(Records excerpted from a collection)
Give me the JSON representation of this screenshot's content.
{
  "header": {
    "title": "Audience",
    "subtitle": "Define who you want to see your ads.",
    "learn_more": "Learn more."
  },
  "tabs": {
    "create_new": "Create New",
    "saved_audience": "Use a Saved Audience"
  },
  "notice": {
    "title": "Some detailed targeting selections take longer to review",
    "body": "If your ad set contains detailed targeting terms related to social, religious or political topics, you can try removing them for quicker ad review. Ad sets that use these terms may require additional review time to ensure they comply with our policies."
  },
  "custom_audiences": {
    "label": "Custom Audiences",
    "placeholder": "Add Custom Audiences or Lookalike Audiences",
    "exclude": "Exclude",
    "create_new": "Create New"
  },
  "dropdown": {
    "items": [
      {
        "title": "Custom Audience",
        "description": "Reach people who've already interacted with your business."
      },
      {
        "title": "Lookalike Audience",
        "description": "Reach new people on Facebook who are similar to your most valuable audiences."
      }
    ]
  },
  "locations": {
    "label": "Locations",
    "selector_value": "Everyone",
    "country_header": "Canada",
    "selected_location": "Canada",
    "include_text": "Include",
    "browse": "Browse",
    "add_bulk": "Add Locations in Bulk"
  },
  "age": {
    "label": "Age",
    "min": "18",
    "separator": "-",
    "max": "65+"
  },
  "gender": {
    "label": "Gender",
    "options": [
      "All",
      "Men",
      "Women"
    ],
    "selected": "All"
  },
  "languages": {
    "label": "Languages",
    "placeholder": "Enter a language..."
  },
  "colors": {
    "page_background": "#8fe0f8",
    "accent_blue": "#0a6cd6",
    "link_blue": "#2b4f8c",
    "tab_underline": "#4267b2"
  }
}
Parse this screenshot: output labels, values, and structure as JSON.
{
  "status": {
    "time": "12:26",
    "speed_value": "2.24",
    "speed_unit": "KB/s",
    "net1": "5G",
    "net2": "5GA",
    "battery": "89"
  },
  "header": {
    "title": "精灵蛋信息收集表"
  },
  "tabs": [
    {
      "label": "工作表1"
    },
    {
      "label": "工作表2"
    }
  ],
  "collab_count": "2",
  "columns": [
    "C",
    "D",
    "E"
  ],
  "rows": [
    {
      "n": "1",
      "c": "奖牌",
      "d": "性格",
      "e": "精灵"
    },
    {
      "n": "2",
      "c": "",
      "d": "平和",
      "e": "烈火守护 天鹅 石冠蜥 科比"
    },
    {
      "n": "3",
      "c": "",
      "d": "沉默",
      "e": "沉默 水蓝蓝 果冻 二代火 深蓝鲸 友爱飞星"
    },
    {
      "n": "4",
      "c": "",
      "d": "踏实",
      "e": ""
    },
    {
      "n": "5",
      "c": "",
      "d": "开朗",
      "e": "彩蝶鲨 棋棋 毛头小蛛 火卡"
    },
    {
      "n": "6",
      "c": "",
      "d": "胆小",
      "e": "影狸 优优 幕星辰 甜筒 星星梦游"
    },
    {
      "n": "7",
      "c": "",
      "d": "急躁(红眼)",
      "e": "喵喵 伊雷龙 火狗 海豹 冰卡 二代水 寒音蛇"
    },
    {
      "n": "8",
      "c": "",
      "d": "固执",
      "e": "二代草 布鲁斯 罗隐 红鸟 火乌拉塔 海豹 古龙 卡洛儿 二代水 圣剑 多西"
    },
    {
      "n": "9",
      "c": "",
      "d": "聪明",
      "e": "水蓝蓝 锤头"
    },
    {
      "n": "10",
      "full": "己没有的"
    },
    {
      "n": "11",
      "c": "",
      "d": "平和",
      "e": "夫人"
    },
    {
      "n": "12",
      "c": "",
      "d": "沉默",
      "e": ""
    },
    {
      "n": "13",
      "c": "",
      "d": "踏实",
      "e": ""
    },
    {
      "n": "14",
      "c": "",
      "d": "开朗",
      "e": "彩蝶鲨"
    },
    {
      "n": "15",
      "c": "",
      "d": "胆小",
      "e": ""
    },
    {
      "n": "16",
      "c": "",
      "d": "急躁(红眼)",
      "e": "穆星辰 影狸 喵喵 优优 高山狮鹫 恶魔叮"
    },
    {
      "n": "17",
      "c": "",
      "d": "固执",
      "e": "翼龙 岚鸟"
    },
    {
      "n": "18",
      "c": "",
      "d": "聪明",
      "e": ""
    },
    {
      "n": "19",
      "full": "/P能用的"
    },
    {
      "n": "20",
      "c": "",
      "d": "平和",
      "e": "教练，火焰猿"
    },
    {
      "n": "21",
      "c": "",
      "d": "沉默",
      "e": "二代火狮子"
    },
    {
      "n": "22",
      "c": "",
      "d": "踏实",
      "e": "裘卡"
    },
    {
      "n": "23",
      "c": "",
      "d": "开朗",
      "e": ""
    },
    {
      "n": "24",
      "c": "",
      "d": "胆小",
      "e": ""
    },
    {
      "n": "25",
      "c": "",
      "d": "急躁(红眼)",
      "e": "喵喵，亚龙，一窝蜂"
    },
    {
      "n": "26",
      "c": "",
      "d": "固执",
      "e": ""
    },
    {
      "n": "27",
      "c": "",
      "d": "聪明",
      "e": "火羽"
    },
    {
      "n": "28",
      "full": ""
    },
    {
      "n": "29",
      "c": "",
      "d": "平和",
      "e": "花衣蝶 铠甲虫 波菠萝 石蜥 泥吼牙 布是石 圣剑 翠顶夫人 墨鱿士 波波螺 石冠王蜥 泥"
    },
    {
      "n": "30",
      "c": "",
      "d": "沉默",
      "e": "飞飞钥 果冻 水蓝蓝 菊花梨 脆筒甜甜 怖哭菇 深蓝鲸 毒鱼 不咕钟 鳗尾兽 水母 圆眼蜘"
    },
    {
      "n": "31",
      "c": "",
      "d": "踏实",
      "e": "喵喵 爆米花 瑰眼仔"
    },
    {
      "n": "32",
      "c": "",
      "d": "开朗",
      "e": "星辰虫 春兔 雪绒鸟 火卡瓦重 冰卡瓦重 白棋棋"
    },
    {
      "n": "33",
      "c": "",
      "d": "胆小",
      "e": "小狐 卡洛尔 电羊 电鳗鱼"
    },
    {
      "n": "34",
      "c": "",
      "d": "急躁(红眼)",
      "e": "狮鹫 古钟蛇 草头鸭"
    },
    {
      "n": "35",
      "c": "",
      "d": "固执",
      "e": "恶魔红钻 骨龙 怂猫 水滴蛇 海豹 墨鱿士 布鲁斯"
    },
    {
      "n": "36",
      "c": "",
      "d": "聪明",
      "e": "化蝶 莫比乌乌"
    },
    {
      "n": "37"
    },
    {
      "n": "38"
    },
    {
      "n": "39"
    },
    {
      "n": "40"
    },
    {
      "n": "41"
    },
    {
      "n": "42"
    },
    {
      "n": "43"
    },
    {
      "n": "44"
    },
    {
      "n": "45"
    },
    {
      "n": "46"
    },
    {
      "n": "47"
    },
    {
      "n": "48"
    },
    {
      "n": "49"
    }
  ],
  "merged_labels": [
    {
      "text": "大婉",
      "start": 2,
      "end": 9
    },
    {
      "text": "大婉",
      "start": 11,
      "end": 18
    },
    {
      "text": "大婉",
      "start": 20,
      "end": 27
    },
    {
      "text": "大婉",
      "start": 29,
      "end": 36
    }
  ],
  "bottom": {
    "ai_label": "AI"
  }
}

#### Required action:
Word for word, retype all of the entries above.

#### Task output:
Give me the JSON representation of this screenshot's content.
{
  "header": {
    "title": "Audience",
    "subtitle": "Define who you want to see your ads.",
    "learn_more": "Learn more."
  },
  "tabs": {
    "create_new": "Create New",
    "saved_audience": "Use a Saved Audience"
  },
  "notice": {
    "title": "Some detailed targeting selections take longer to review",
    "body": "If your ad set contains detailed targeting terms related to social, religious or political topics, you can try removing them for quicker ad review. Ad sets that use these terms may require additional review time to ensure they comply with our policies."
  },
  "custom_audiences": {
    "label": "Custom Audiences",
    "placeholder": "Add Custom Audiences or Lookalike Audiences",
    "exclude": "Exclude",
    "create_new": "Create New"
  },
  "dropdown": {
    "items": [
      {
        "title": "Custom Audience",
        "description": "Reach people who've already interacted with your business."
      },
      {
        "title": "Lookalike Audience",
        "description": "Reach new people on Facebook who are similar to your most valuable audiences."
      }
    ]
  },
  "locations": {
    "label": "Locations",
    "selector_value": "Everyone",
    "country_header": "Canada",
    "selected_location": "Canada",
    "include_text": "Include",
    "browse": "Browse",
    "add_bulk": "Add Locations in Bulk"
  },
  "age": {
    "label": "Age",
    "min": "18",
    "separator": "-",
    "max": "65+"
  },
  "gender": {
    "label": "Gender",
    "options": [
      "All",
      "Men",
      "Women"
    ],
    "selected": "All"
  },
  "languages": {
    "label": "Languages",
    "placeholder": "Enter a language..."
  },
  "colors": {
    "page_background": "#8fe0f8",
    "accent_blue": "#0a6cd6",
    "link_blue": "#2b4f8c",
    "tab_underline": "#4267b2"
  }
}
Parse this screenshot: output labels, values, and structure as JSON.
{
  "status": {
    "time": "12:26",
    "speed_value": "2.24",
    "speed_unit": "KB/s",
    "net1": "5G",
    "net2": "5GA",
    "battery": "89"
  },
  "header": {
    "title": "精灵蛋信息收集表"
  },
  "tabs": [
    {
      "label": "工作表1"
    },
    {
      "label": "工作表2"
    }
  ],
  "collab_count": "2",
  "columns": [
    "C",
    "D",
    "E"
  ],
  "rows": [
    {
      "n": "1",
      "c": "奖牌",
      "d": "性格",
      "e": "精灵"
    },
    {
      "n": "2",
      "c": "",
      "d": "平和",
      "e": "烈火守护 天鹅 石冠蜥 科比"
    },
    {
      "n": "3",
      "c": "",
      "d": "沉默",
      "e": "沉默 水蓝蓝 果冻 二代火 深蓝鲸 友爱飞星"
    },
    {
      "n": "4",
      "c": "",
      "d": "踏实",
      "e": ""
    },
    {
      "n": "5",
      "c": "",
      "d": "开朗",
      "e": "彩蝶鲨 棋棋 毛头小蛛 火卡"
    },
    {
      "n": "6",
      "c": "",
      "d": "胆小",
      "e": "影狸 优优 幕星辰 甜筒 星星梦游"
    },
    {
      "n": "7",
      "c": "",
      "d": "急躁(红眼)",
      "e": "喵喵 伊雷龙 火狗 海豹 冰卡 二代水 寒音蛇"
    },
    {
      "n": "8",
      "c": "",
      "d": "固执",
      "e": "二代草 布鲁斯 罗隐 红鸟 火乌拉塔 海豹 古龙 卡洛儿 二代水 圣剑 多西"
    },
    {
      "n": "9",
      "c": "",
      "d": "聪明",
      "e": "水蓝蓝 锤头"
    },
    {
      "n": "10",
      "full": "己没有的"
    },
    {
      "n": "11",
      "c": "",
      "d": "平和",
      "e": "夫人"
    },
    {
      "n": "12",
      "c": "",
      "d": "沉默",
      "e": ""
    },
    {
      "n": "13",
      "c": "",
      "d": "踏实",
      "e": ""
    },
    {
      "n": "14",
      "c": "",
      "d": "开朗",
      "e": "彩蝶鲨"
    },
    {
      "n": "15",
      "c": "",
      "d": "胆小",
      "e": ""
    },
    {
      "n": "16",
      "c": "",
      "d": "急躁(红眼)",
      "e": "穆星辰 影狸 喵喵 优优 高山狮鹫 恶魔叮"
    },
    {
      "n": "17",
      "c": "",
      "d": "固执",
      "e": "翼龙 岚鸟"
    },
    {
      "n": "18",
      "c": "",
      "d": "聪明",
      "e": ""
    },
    {
      "n": "19",
      "full": "/P能用的"
    },
    {
      "n": "20",
      "c": "",
      "d": "平和",
      "e": "教练，火焰猿"
    },
    {
      "n": "21",
      "c": "",
      "d": "沉默",
      "e": "二代火狮子"
    },
    {
      "n": "22",
      "c": "",
      "d": "踏实",
      "e": "裘卡"
    },
    {
      "n": "23",
      "c": "",
      "d": "开朗",
      "e": ""
    },
    {
      "n": "24",
      "c": "",
      "d": "胆小",
      "e": ""
    },
    {
      "n": "25",
      "c": "",
      "d": "急躁(红眼)",
      "e": "喵喵，亚龙，一窝蜂"
    },
    {
      "n": "26",
      "c": "",
      "d": "固执",
      "e": ""
    },
    {
      "n": "27",
      "c": "",
      "d": "聪明",
      "e": "火羽"
    },
    {
      "n": "28",
      "full": ""
    },
    {
      "n": "29",
      "c": "",
      "d": "平和",
      "e": "花衣蝶 铠甲虫 波菠萝 石蜥 泥吼牙 布是石 圣剑 翠顶夫人 墨鱿士 波波螺 石冠王蜥 泥"
    },
    {
      "n": "30",
      "c": "",
      "d": "沉默",
      "e": "飞飞钥 果冻 水蓝蓝 菊花梨 脆筒甜甜 怖哭菇 深蓝鲸 毒鱼 不咕钟 鳗尾兽 水母 圆眼蜘"
    },
    {
      "n": "31",
      "c": "",
      "d": "踏实",
      "e": "喵喵 爆米花 瑰眼仔"
    },
    {
      "n": "32",
      "c": "",
      "d": "开朗",
      "e": "星辰虫 春兔 雪绒鸟 火卡瓦重 冰卡瓦重 白棋棋"
    },
    {
      "n": "33",
      "c": "",
      "d": "胆小",
      "e": "小狐 卡洛尔 电羊 电鳗鱼"
    },
    {
      "n": "34",
      "c": "",
      "d": "急躁(红眼)",
      "e": "狮鹫 古钟蛇 草头鸭"
    },
    {
      "n": "35",
      "c": "",
      "d": "固执",
      "e": "恶魔红钻 骨龙 怂猫 水滴蛇 海豹 墨鱿士 布鲁斯"
    },
    {
      "n": "36",
      "c": "",
      "d": "聪明",
      "e": "化蝶 莫比乌乌"
    },
    {
      "n": "37"
    },
    {
      "n": "38"
    },
    {
      "n": "39"
    },
    {
      "n": "40"
    },
    {
      "n": "41"
    },
    {
      "n": "42"
    },
    {
      "n": "43"
    },
    {
      "n": "44"
    },
    {
      "n": "45"
    },
    {
      "n": "46"
    },
    {
      "n": "47"
    },
    {
      "n": "48"
    },
    {
      "n": "49"
    }
  ],
  "merged_labels": [
    {
      "text": "大婉",
      "start": 2,
      "end": 9
    },
    {
      "text": "大婉",
      "start": 11,
      "end": 18
    },
    {
      "text": "大婉",
      "start": 20,
      "end": 27
    },
    {
      "text": "大婉",
      "start": 29,
      "end": 36
    }
  ],
  "bottom": {
    "ai_label": "AI"
  }
}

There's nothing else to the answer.